Once the epicenter of the pandemic, China has stabilized infections to low double- and single-digit daily increases for months, reporting its last death in April. Nation health officials on Monday reported 21 new cases, all of which were imported, for a total of 85,578 infections and 4,634 deaths.
Elsewhere in Asia, India on Monday added more than 60,000 infections a day after it passed the grim 7 million infection marker.
New Delhi health officials reported 66,732 new cases of COVID-19, pushing its total to 7.1 million and edging it closer to jumping the United States at 7.7 million for most cases worldwide.
Though by far the most infections recorded over Sunday, India’s tally is only the second time since late August the Asian nation has posted fewer than 70,000 cases.
India’s Ministry of Health said 81% of the new infections were reported in 10 states, with nearly half in only three of them. Officials also said they tested 994,851 people on Sunday.
Health officials also reported 816 lives lost in the past 24 hours for 109,150 deaths.
Meanwhile, in New Zealand where it was announced last week local transmission of the coronavirus had been eliminated for a second time, the education ministry unveiled border exceptions for a small number of international students.
The country of 5 million said it will allow 250 international Ph.D. and postgraduate students to enter and continue their studies, circumventing tight border restrictions with eyes on reviewing other possible border exceptions down the road.
“The exception today is a balanced decision that recognizes the vital role international education will play in the recovery and rebuild of New Zealand and the need to continue the fight against the pandemic,” Education Minister Chris Hipkin said in a statement. “It will enable us to welcome back a good portion of those Ph.D. and masters students who are caught off-shore and who need to be in New Zealand to complete their work.”
Those who will be allowed into the country are those with a visa for 2020 and long-term commitments to study in New Zealand prior to the COVID-19 pandemic, with plans for the first students to arrive next month and the majority to arrive in the new year.
Approximately 10,400 border exemptions have already been permitted, primarily for essential and critical workers and family members of New Zealand residents, the government said.
New Zealand on Monday also announced it had conducted 1 million coronavirus tests.
“Thanks to the dedication of all those who’ve worked tirelessly on the front line to carry out the testing,” the health ministry said on Twitter Monday. “This information is vital for monitoring the course of the outbreaks.”
Reaching the 1 million #COVID19 tests is a milestone for New Zealand’s response to the pandemic.

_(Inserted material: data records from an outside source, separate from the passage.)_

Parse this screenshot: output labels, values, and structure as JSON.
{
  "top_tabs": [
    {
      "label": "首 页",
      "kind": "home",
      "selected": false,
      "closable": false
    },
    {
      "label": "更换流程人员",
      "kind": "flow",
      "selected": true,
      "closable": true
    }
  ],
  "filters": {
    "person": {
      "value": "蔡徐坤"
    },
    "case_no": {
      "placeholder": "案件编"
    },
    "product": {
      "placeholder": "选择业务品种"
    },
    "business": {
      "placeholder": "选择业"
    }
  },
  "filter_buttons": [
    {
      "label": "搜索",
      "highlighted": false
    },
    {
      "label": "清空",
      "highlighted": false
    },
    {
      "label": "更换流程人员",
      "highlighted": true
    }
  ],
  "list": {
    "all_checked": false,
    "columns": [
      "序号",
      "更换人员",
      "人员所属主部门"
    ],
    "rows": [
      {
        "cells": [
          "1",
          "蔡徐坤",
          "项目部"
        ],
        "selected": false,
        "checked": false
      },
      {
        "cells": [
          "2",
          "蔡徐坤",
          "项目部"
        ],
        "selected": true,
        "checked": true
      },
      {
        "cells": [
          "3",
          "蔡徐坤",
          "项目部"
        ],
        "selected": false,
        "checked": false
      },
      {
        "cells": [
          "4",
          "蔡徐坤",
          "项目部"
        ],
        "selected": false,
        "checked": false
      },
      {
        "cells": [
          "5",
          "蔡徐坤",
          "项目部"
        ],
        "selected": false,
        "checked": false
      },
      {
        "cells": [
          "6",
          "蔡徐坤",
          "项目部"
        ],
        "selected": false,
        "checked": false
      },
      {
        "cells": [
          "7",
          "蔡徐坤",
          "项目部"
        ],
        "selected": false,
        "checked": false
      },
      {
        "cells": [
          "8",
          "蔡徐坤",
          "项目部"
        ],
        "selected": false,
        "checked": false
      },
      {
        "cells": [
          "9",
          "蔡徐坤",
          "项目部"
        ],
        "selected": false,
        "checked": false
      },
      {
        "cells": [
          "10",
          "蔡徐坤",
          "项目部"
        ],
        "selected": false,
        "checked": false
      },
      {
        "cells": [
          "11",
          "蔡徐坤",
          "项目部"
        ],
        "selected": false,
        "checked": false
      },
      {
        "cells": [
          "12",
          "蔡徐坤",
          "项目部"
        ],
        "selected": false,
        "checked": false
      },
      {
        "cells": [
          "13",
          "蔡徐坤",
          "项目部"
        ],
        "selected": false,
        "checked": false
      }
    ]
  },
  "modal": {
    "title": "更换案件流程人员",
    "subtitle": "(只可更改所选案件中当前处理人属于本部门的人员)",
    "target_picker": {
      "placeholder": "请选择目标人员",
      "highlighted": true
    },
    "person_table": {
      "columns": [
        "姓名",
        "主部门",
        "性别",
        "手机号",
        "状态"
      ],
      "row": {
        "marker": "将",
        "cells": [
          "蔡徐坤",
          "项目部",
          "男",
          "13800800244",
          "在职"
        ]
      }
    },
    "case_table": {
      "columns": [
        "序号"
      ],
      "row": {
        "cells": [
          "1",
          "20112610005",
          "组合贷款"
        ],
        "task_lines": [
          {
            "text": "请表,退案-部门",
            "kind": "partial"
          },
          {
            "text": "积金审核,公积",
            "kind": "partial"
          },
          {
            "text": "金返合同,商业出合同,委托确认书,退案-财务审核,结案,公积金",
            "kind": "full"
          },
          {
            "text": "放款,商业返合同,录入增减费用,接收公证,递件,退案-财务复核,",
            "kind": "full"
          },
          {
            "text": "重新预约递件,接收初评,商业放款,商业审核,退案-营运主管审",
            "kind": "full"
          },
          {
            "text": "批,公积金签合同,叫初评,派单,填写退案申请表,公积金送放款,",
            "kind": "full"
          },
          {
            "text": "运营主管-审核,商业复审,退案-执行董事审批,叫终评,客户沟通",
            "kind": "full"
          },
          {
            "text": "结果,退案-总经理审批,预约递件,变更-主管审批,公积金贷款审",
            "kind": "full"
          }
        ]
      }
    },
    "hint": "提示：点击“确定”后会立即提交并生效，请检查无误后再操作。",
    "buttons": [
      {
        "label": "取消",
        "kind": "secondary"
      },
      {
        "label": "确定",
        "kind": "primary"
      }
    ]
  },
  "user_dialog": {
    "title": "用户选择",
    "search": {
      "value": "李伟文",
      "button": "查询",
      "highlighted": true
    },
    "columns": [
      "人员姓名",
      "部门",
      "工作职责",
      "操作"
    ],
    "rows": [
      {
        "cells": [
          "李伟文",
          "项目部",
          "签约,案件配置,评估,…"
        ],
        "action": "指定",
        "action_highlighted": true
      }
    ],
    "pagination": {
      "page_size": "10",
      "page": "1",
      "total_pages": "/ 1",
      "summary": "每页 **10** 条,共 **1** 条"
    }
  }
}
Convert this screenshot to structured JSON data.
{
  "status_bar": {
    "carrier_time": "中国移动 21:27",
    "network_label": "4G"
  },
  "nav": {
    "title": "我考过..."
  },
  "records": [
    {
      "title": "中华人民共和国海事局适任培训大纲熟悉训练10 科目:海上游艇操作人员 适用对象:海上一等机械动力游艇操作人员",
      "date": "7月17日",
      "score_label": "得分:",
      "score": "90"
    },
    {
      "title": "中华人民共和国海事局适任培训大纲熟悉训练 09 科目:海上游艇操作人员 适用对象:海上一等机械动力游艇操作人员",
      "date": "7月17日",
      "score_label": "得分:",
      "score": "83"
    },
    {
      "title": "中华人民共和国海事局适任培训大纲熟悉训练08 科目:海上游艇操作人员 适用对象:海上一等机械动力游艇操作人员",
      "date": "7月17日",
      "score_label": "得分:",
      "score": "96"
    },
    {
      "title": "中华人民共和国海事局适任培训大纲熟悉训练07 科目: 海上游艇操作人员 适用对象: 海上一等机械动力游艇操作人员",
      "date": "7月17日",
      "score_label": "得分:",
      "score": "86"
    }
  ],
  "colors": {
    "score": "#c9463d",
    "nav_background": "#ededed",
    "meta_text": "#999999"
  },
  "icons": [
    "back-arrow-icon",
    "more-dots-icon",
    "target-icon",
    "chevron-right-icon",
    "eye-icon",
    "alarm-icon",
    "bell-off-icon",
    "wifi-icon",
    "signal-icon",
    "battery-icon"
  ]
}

Thanks to the dedication of all those who’ve worked tirelessly on the front line to carry out the testing. This information is vital for monitoring the course of the outbreaks.️— Ministry of Health – Manatū Hauora (@minhealthnz) October 12, 2020
New Zealand health officials said zero infections were diagnosed over Sunday, its first time recording no new cases since Oct. 2. It has diagnosed 1,515 confirmed COVID-19 cases including 25 deaths.
Worldwide, cases stood at 37.5 million and 1.07 million deaths early Monday, according to a live tracker of the virus by Johns Hopkins University.